→ **Problem to work on**: Below are the records; copy out every line that holds the word "your".

:: Data shown ::

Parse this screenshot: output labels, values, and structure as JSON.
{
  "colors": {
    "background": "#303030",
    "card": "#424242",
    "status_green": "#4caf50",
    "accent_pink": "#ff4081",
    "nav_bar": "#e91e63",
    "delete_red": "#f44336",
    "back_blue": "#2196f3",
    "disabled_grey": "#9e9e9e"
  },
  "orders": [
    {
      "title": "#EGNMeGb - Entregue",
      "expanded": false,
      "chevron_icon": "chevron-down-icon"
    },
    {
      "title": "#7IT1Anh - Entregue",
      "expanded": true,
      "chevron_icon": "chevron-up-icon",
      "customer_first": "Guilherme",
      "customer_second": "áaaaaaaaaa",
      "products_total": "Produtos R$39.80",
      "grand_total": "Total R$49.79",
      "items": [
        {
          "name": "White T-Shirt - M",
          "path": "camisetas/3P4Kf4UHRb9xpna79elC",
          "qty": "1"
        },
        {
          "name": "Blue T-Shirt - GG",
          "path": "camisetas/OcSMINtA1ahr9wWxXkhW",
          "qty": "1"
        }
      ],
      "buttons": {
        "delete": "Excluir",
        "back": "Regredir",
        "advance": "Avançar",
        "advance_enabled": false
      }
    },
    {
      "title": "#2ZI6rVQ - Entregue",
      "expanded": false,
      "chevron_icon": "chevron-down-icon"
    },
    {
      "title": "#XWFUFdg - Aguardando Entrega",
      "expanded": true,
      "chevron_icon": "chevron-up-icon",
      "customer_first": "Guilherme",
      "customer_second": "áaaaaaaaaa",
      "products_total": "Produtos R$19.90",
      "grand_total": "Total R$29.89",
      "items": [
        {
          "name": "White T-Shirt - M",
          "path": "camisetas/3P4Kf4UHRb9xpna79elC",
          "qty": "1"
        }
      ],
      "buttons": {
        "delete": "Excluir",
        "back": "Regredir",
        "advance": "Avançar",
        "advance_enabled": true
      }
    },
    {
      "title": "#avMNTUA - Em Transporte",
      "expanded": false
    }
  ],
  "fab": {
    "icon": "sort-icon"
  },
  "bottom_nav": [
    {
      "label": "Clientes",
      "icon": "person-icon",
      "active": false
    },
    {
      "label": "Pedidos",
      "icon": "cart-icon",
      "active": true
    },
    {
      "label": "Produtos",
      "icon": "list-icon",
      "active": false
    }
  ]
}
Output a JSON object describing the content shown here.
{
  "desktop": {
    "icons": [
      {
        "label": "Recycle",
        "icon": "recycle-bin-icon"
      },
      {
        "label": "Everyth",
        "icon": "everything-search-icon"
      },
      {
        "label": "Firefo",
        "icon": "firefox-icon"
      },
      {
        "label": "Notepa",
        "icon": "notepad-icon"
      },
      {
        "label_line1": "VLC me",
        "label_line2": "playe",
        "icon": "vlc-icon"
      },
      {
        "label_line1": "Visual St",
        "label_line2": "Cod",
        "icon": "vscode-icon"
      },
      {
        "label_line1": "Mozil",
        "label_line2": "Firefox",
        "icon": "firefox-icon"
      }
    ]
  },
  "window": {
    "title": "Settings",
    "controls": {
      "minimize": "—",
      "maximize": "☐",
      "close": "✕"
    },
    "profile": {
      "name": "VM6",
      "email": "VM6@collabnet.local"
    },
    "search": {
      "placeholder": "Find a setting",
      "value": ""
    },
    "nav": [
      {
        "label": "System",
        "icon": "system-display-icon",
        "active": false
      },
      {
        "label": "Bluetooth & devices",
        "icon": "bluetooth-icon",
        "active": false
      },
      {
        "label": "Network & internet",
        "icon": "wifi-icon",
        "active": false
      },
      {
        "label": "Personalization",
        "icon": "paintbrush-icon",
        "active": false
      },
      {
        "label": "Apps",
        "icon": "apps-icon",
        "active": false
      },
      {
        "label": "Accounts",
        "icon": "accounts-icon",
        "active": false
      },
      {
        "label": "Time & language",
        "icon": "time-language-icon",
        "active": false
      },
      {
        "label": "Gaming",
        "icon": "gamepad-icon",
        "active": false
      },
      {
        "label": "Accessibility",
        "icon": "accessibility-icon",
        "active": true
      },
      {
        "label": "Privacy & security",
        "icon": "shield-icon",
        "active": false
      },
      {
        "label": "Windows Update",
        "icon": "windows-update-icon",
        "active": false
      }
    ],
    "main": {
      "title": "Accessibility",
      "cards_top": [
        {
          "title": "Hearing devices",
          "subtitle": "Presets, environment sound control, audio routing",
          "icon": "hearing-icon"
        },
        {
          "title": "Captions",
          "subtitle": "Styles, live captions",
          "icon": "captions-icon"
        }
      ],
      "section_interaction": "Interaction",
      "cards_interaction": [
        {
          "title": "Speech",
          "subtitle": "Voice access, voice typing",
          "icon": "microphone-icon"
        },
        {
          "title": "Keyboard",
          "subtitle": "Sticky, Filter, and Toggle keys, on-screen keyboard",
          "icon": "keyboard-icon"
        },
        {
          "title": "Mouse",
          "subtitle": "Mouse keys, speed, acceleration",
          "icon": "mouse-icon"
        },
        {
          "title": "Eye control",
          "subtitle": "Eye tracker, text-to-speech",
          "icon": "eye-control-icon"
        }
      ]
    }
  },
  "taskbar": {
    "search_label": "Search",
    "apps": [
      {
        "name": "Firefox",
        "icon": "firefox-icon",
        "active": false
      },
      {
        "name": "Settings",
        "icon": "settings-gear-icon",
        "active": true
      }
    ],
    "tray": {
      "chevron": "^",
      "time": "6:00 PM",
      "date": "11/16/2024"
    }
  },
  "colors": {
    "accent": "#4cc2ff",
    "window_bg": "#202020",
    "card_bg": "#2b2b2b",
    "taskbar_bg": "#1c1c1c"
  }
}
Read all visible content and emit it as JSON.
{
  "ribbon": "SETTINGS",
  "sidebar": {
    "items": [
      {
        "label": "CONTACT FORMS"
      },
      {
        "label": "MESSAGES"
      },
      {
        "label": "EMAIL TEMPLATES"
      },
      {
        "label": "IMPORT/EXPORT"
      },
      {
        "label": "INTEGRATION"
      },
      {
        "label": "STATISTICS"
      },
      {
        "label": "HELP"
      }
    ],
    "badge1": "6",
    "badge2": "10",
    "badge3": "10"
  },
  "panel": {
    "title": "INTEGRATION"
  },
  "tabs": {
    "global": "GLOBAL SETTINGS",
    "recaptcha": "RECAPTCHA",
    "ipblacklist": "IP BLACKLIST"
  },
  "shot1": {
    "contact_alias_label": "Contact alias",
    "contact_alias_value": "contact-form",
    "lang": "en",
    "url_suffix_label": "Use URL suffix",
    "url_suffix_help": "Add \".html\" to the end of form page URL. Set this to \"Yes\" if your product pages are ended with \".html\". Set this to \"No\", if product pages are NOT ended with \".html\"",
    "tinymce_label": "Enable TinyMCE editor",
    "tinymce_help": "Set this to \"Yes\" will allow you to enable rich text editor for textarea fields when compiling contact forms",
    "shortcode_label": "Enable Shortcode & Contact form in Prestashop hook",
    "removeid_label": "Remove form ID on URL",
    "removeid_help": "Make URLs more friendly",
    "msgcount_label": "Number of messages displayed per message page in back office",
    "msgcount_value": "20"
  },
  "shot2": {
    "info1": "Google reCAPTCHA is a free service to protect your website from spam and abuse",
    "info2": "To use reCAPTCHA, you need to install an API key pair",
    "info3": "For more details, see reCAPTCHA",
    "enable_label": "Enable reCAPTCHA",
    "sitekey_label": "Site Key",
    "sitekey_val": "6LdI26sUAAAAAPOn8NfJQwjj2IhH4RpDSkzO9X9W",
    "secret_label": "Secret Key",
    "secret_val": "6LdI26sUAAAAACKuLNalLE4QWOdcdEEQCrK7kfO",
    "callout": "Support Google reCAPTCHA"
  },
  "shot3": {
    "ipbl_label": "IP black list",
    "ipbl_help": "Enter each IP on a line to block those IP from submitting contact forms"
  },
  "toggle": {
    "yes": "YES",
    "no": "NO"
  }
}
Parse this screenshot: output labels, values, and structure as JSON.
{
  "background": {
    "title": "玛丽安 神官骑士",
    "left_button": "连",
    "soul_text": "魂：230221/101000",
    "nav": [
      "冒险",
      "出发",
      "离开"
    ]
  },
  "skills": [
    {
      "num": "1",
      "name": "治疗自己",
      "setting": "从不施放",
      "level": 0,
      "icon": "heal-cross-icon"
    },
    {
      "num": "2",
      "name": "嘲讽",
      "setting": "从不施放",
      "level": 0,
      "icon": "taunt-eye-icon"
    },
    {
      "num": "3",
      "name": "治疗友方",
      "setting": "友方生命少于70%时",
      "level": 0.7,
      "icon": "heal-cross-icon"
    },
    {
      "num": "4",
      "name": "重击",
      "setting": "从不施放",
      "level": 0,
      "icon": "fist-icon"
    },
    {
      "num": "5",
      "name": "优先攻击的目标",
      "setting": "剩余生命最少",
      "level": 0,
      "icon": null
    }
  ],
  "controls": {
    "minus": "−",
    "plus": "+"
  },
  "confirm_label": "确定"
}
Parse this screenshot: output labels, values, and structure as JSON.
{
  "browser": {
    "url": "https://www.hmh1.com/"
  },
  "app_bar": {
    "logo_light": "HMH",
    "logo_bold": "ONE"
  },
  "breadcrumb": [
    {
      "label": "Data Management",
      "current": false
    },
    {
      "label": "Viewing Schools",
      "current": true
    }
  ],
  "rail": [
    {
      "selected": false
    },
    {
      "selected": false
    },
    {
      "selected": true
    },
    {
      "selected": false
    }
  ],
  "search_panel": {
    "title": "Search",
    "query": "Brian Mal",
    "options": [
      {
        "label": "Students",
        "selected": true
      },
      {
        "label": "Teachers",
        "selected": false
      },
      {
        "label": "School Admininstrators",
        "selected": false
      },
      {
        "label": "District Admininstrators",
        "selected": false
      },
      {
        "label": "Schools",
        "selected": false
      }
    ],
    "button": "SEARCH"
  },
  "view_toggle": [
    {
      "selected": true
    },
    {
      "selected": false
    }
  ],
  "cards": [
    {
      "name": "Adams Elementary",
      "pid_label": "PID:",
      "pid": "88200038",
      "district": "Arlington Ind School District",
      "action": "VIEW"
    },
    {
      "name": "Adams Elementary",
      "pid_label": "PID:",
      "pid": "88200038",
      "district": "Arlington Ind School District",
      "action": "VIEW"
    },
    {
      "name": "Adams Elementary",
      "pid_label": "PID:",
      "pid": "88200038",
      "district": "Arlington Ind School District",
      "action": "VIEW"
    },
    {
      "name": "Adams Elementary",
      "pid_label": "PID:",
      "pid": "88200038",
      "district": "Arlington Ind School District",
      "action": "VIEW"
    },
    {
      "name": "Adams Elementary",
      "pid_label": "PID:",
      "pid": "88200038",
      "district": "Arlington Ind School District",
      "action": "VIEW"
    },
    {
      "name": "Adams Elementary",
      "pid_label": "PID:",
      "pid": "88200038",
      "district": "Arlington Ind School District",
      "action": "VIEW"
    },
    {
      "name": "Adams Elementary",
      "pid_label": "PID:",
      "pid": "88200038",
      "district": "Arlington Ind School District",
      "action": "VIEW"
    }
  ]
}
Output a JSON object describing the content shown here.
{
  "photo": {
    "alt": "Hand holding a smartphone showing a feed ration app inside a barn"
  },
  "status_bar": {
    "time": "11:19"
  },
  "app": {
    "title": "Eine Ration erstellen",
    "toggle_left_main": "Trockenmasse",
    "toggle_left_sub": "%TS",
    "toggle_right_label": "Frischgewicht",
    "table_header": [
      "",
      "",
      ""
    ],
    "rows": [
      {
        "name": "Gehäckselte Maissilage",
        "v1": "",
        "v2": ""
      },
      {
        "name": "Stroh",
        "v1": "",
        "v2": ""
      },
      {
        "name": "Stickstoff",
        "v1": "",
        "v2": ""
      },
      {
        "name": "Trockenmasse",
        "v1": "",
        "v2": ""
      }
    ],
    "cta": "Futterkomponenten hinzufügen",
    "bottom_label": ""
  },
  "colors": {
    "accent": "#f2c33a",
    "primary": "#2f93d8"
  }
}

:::

→ **Answer section**:
    "url_suffix_help": "Add \".html\" to the end of form page URL. Set this to \"Yes\" if your product pages are ended with \".html\". Set this to \"No\", if product pages are NOT ended with \".html\"",
    "info1": "Google reCAPTCHA is a free service to protect your website from spam and abuse",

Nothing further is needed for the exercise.